President Barack Obama will host a “tele-town hall” at a Maryland senior center on Tuesday as Democrats work to boost support for the healthcare law in advance of the November congressional elections.

The event in Wheaton, Md., is timed to the first mailing of $250 rebate checks to senior citizens as part of the broad healthcare bill Obama signed in March. The rebates are aimed at closing the so-called “donut hole” which excludes many Medicare Part D recipients from full coverage of prescription drugs.

The White House said the event is also intended to head off scams and fraud ahead of the first mailing of checks.

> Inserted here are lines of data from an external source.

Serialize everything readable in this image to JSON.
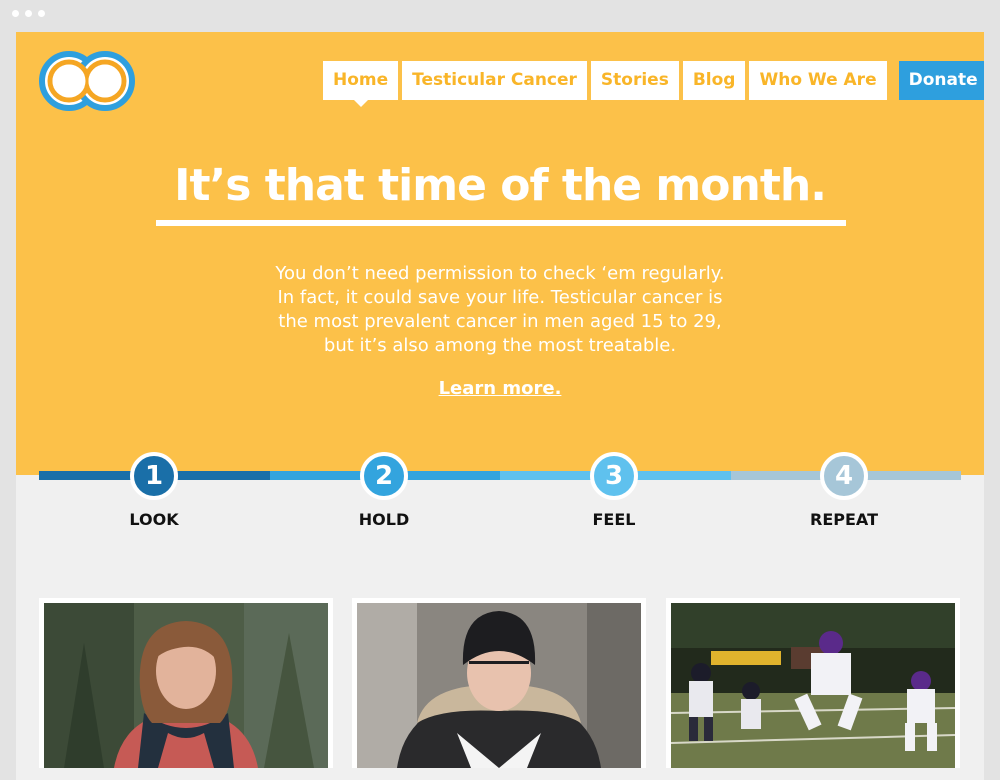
{
  "nav": {
    "items": [
      "Home",
      "Testicular Cancer",
      "Stories",
      "Blog",
      "Who We Are"
    ],
    "donate": "Donate"
  },
  "hero": {
    "headline": "It’s that time of the month.",
    "intro": "You don’t need permission to check ‘em regularly. In fact, it could save your life. Testicular cancer is the most prevalent cancer in men aged 15 to 29, but it’s also among the most treatable.",
    "learn_more": "Learn more."
  },
  "steps": [
    {
      "number": "1",
      "label": "LOOK"
    },
    {
      "number": "2",
      "label": "HOLD"
    },
    {
      "number": "3",
      "label": "FEEL"
    },
    {
      "number": "4",
      "label": "REPEAT"
    }
  ],
  "colors": {
    "hero_bg": "#fcc149",
    "nav_text": "#f9b528",
    "donate_bg": "#2e9fde",
    "step_1": "#1a6fa8",
    "step_2": "#33a4de",
    "step_3": "#5fc1ee",
    "step_4": "#a6c6d8"
  }
}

Seniors across the country will be able to participate by phone.

Obama and other Democratic leaders have held frequent events to promote aspects of the healthcare law that take effect this year, including the rebate checks, a ban on insurers excluding children based on pre-existing conditions and a requirement that insurance companies allow children of beneficiaries to be covered until age 26. The goal is to turn around polls that show the healthcare unpopular with the public.

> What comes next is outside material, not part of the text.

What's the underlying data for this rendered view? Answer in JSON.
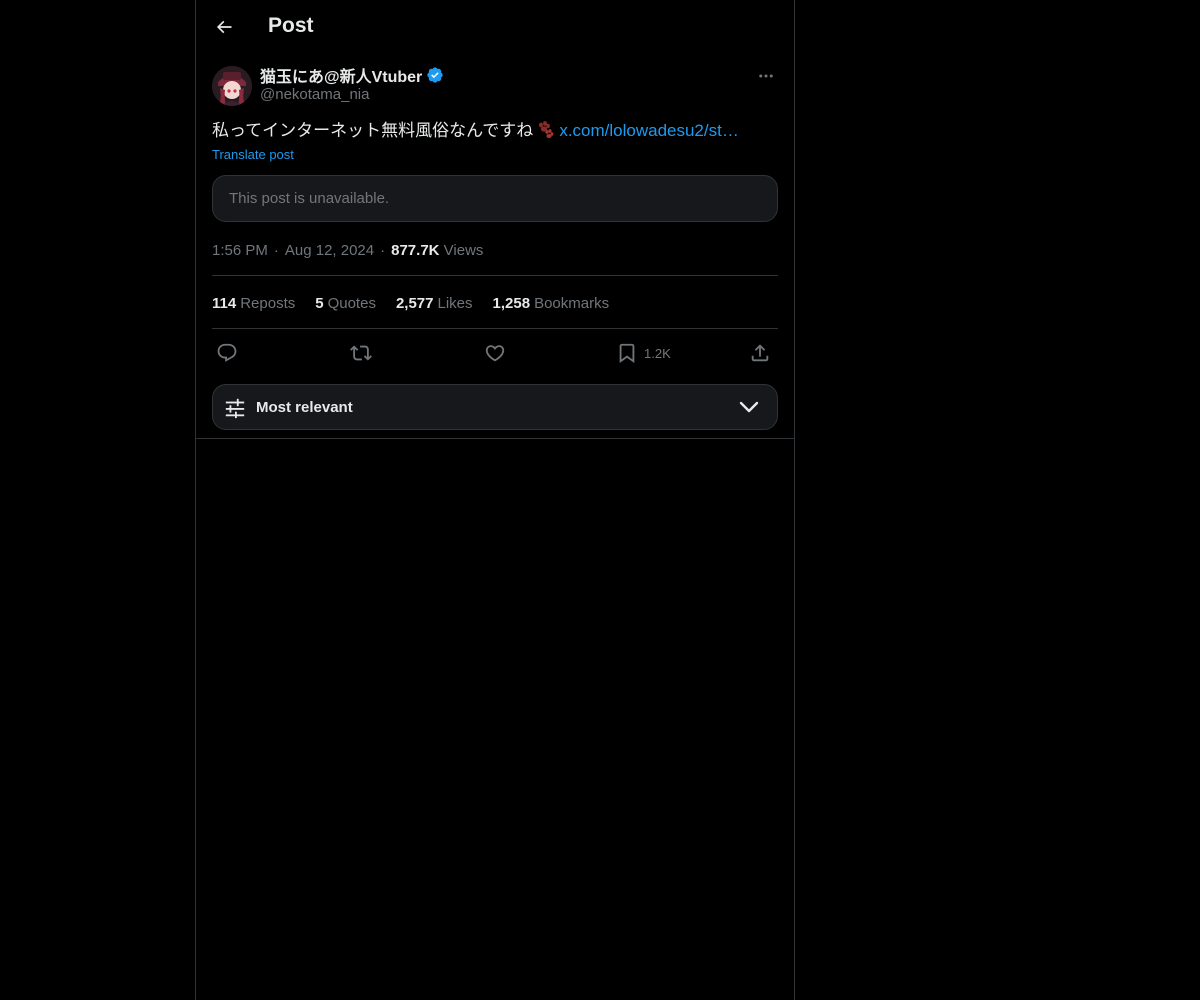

Democrats have especially focused on seniors, who make up a crucial voting bloc in November and who traditionally show up at the polls in higher numbers than younger citizens. Late last month Speaker Nancy Pelosi and the secretary of Health and Human Services, Kathleen Sebelius, held a press conference in Washington to highlight benefits of the law to Medicare recipients and combat misperceptions they say have been fed by critics.